Solar farm presented

Published 11:57 am Wednesday, November 15, 2017

Members of the Lunenburg County Board of Supervisors and the Chairman of the Lunenburg Planning Commission heard a presentation, from a representative of a solar farm company, who answered questions and detailed the process of potentially installing a solar farm in the county.

Francis Hodsoll, CEO of SolUnesco, based in Reston, said the company is looking to work with the county in establishing a solar farm.

Hodsoll said the farm could be anywhere from as small as 20 acres to as large as more than a hundred.

According to the SolUncesco website, the company is currently working to develop sites in Greensville County, Orange County, Gloucester County, Mecklenburg County and has operating solar panels in Purcellville and the University of Delaware.

Hodsoll noted potential benefits available for the county.

“Over 20 years, we estimate Mecklenburg will have somewhere (around) an additional million dollars in tax,” Hodsoll said. “In all of our program applications, we put an education management plan in, telling you exactly how we’re going to maintain that buffer … We want to be a good neighbor. We want people to go by our site and say, ‘oh that looks nice.’”

Hodsoll noted that the

company would work to create a buffer, meaning that the solar farm would potentially be behind trees so it would not be visible when driving on roads.

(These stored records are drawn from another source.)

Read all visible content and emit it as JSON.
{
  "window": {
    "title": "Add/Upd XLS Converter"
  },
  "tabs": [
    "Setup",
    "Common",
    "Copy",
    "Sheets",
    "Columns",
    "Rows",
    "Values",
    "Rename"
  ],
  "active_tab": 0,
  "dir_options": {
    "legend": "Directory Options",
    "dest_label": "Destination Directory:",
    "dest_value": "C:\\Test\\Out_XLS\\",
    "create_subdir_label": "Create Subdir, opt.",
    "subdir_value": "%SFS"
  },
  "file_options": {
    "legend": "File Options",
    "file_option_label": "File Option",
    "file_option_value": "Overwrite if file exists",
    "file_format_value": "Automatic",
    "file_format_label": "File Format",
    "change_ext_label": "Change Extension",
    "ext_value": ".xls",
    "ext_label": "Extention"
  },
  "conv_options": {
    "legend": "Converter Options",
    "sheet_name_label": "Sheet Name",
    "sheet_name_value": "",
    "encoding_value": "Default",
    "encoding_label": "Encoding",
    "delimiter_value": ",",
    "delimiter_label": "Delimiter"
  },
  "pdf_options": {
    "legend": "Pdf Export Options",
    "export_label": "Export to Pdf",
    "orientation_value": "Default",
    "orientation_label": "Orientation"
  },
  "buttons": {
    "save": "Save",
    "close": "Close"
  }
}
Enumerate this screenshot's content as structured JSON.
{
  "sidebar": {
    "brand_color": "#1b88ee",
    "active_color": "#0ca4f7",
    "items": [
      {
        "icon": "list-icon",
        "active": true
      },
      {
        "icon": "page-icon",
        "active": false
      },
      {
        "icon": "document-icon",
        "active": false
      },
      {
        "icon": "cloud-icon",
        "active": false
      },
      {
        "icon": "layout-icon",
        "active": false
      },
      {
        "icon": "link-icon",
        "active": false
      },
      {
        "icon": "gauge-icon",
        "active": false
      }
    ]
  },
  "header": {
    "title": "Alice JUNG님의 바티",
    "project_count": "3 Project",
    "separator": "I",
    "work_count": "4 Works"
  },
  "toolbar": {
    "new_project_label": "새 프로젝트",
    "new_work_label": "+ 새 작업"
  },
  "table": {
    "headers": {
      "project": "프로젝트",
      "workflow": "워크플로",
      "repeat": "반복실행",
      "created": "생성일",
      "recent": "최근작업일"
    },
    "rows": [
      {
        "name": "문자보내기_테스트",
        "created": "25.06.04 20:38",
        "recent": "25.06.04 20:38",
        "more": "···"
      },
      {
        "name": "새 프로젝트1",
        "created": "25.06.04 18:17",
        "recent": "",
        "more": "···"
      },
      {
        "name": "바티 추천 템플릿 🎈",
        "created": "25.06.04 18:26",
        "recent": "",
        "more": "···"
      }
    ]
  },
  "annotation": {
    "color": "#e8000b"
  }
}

Members of the Board of Supervisors and the public asked questions and expressed concerns relating to the potential solar farm’s impact on the environment and surrounding facilities.

Brown’s Store District Supervisor Mike Hankins asked Hodsoll about potential threats relating to exposure to heavy metals, and potential jobs that could come from building the solar farm.

“If we decide to do something like this, what are we talking about as far as impact on jobs,” Hankins said.

Hodsoll said the farms are typically made from glass, steel, aluminum or silicon, which he described as non-toxic substances.

“It’s a very simple, straightforward technology,” Hodsoll said.

Concerning jobs, Hodsoll said that jobs could increase in the region as companies may expand to include skills relating to solar farm maintenance.

“Really, I think we’re going to see businesses grow up in this region. Contractors that may have been working on one thing, they’re going to expand and do more solar work. So we would expect to see several thousand jobs associated with these projects in this region over the next 4-5 years,” Hodsoll said. He said the company is interested in working with area community colleges to create training programs for the solar farms.

Machinery and Tools Tax will go to county, Hodsoll said, which would make up a majority of any potential increase in revenue that could follow the solar farm.

Thomas Rinehart, in the audience, voiced concern about potential glare from the panels that could interfere with pilots using the nearby airport.

Hodsoll said if the solar farm is within 5 miles of an airport, the Federal Aviation Association (FAA) will study the area for potential problems.

“These systems are designed to absorb light. Sure, along the inverter, something like that, and you’ll have the sun hit a certain way, there will be some glare just like from any building, but there’s not any glare issue,” Hodsoll said.

He noted a fence would be installed and the farm would be remotely monitored to deter vandalism in the area.